China, Russia and Iran have begun joint naval drills in the Gulf of Oman amid increased tensions in the region, in what is the fifth common military exercise held by these countries in recent years.

According to Russian state media, a grouping of ships from Moscow’s Pacific Fleet – led by the Varyag cruiser – arrived at the Iranian port of Chabahar on Monday, ahead of the drills that started yesterday and end on Friday.

The joint exercises, titled ‘Maritime Security Belt – 2024’, reportedly involve numerous warships and aircraft, in what Russia’s Defence Ministry says is focused on the protection of “maritime economic activity”.

China’s Defence Ministry also addressed the drills, stating that they are aimed at “jointly maintaining regional maritime security”. Its statement revealed that “China will send… guided-missile destroyer Urumqi, guided-missile frigate Linyi and comprehensive supply ship Dongpinghu to participate in the exercise.”

Iranian state media, meanwhile, reported that the naval drills’ goal is to strengthen “the security of international maritime trade, combating piracy and maritime terrorism.”

The joint exercises are also reportedly being attended by representatives from the navies of Azerbaijan, India, Kazakhstan, Oman, Pakistan and South Africa, all of whom are acting as observers.

The naval drills come at a time when tensions in the Gulf region and particularly the Red Sea have increased exponentially over the past five months, with Yemen’s Houthis having launched attacks on Israeli-linked vessels passing through the Bab El-Mandeb Strait in protest against Israel’s war on Gaza.

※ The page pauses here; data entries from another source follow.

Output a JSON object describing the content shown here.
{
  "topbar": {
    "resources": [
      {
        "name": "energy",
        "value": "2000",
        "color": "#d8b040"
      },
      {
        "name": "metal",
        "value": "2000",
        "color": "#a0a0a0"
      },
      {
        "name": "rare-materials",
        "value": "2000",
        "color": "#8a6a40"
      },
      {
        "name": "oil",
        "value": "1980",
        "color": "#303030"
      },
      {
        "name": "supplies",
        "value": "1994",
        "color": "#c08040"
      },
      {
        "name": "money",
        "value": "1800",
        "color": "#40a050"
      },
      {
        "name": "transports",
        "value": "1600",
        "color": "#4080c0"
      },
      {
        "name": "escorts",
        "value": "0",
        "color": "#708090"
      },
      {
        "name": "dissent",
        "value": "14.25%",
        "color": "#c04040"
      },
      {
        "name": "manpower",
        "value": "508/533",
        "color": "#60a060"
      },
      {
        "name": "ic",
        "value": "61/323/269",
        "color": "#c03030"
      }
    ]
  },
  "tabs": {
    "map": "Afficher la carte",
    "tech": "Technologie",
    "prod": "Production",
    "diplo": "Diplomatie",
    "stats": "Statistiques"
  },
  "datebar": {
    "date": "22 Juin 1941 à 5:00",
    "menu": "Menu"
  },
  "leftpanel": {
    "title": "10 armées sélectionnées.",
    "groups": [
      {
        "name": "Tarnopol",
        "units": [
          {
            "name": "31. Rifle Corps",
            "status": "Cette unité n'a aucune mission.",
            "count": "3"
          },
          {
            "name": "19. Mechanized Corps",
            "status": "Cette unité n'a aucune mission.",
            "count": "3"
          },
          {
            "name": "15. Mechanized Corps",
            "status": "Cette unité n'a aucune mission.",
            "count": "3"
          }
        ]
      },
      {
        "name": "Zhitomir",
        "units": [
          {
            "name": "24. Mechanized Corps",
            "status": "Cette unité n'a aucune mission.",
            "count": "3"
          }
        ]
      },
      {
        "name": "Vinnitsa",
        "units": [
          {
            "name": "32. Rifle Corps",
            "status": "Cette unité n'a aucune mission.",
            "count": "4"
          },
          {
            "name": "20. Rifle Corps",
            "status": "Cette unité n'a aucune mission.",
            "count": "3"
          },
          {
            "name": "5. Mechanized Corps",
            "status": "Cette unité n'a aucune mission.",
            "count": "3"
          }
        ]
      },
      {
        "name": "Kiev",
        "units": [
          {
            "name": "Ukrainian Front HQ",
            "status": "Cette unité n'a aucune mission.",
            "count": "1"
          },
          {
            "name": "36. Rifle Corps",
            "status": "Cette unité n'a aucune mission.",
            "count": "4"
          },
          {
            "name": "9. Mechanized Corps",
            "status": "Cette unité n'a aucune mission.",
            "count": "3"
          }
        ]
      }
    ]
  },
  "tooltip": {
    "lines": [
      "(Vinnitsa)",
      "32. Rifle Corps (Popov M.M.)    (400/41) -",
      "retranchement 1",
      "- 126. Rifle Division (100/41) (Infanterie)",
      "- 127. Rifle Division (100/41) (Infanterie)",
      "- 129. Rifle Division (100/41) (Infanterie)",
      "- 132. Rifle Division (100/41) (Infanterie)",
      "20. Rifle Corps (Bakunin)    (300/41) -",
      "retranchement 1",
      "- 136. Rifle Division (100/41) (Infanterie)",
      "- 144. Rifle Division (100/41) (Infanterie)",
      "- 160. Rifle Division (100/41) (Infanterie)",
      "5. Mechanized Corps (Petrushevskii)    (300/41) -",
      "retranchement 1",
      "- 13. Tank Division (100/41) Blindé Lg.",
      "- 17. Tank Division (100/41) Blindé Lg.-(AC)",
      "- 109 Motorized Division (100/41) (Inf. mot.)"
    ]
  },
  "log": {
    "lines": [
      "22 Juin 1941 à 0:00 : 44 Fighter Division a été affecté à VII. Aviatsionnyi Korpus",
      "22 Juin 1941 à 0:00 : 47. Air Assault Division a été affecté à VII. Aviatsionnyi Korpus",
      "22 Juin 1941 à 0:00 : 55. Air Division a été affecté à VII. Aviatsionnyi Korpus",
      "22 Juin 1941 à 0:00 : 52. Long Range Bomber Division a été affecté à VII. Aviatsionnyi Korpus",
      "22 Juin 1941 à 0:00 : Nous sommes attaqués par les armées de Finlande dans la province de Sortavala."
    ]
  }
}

As a consequence, a naval coalition led by the United States has been operating in Red Sea waters since December in an attempt to counter those Houthi attacks.

Source » middleeastmonitor